Requirement:
Look for the word "shows" in the material below, then report each line where it occurs.

Information shown:
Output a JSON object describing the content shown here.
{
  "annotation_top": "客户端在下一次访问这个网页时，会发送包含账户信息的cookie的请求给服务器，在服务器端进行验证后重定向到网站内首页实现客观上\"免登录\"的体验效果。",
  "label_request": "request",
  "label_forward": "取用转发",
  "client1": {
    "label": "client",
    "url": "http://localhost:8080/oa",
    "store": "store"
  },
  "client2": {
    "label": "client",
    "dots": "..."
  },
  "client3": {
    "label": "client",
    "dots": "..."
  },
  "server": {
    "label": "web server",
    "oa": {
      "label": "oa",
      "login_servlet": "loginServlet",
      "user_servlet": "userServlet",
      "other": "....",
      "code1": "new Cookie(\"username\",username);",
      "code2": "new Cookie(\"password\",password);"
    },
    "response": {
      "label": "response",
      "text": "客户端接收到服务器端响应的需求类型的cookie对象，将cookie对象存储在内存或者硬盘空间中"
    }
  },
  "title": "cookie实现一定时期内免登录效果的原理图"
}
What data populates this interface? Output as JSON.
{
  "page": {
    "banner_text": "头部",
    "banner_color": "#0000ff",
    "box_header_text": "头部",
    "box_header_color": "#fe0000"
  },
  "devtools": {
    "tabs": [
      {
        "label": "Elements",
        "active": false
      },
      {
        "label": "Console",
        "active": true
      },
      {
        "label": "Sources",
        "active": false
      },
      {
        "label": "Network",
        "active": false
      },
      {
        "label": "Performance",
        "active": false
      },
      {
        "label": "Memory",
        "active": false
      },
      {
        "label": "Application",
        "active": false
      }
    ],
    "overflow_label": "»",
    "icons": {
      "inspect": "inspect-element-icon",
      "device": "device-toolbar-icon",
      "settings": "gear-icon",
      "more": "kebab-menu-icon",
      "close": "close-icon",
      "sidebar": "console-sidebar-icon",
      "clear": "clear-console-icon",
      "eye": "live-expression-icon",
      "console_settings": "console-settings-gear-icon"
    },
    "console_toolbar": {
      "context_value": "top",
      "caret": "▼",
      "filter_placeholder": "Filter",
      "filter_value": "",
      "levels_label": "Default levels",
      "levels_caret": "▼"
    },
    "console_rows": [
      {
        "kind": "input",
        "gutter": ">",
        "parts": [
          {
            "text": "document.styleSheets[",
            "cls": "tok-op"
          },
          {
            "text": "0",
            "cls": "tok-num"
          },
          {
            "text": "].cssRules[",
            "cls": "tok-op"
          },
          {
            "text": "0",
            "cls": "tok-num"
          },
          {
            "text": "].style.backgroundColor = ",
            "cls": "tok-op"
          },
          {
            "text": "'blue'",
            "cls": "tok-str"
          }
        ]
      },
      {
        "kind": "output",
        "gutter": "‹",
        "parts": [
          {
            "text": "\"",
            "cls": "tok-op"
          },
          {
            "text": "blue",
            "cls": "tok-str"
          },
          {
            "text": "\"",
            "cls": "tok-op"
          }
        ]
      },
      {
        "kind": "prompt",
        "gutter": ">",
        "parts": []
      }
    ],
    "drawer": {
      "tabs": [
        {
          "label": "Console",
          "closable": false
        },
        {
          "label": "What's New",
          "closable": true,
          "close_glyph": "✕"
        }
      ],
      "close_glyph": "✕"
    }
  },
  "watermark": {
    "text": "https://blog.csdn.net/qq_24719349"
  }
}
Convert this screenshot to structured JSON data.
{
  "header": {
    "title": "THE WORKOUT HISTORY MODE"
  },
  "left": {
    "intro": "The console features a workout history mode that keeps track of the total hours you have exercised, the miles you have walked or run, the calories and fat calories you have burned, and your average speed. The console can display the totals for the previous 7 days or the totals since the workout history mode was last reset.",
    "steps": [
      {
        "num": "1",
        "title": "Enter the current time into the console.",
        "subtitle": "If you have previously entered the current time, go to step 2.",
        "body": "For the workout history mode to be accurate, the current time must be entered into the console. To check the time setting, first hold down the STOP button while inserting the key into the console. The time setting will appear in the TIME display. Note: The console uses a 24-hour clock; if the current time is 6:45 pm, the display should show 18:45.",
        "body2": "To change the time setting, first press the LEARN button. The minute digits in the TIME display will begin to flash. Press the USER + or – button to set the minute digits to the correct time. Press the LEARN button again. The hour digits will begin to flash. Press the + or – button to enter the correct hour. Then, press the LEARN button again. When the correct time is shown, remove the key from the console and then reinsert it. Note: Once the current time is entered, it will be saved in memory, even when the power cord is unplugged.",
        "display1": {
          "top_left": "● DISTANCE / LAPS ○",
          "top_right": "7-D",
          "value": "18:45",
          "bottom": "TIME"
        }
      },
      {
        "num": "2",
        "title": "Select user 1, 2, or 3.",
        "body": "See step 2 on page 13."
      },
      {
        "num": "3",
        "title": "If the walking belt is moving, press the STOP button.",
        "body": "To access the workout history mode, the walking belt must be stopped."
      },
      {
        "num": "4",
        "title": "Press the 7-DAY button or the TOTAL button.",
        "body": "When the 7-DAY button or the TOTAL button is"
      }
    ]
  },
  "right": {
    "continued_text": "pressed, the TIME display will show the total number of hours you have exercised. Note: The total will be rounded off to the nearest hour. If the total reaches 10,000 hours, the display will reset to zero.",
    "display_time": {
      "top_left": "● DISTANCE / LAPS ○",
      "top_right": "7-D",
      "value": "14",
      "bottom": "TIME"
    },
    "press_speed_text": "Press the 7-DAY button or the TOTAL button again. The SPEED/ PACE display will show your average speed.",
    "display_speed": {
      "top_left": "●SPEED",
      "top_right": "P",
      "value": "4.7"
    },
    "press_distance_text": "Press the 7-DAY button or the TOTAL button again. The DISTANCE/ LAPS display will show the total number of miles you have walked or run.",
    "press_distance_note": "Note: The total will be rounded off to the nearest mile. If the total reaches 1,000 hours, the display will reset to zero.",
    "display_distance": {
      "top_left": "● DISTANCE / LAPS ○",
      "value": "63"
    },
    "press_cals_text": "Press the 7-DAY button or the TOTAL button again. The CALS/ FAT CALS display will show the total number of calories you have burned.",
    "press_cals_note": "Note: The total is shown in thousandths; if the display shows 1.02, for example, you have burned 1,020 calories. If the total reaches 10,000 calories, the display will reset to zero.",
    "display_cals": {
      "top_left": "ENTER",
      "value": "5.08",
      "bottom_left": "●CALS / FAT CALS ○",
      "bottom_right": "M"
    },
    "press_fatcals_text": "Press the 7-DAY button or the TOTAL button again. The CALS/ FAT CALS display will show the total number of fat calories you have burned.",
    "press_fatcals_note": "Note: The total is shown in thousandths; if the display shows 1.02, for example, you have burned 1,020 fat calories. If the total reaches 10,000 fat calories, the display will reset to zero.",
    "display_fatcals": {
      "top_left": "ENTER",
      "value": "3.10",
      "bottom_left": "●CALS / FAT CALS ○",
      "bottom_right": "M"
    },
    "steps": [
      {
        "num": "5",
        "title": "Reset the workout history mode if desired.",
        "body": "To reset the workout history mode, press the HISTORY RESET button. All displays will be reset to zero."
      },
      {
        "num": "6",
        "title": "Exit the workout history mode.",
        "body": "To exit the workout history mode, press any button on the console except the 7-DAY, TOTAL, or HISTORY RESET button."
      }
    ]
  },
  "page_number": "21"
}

Result of the exercise:
    "press_cals_note": "Note: The total is shown in thousandths; if the display shows 1.02, for example, you have burned 1,020 calories. If the total reaches 10,000 calories, the display will reset to zero.",
    "press_fatcals_note": "Note: The total is shown in thousandths; if the display shows 1.02, for example, you have burned 1,020 fat calories. If the total reaches 10,000 fat calories, the display will reset to zero.",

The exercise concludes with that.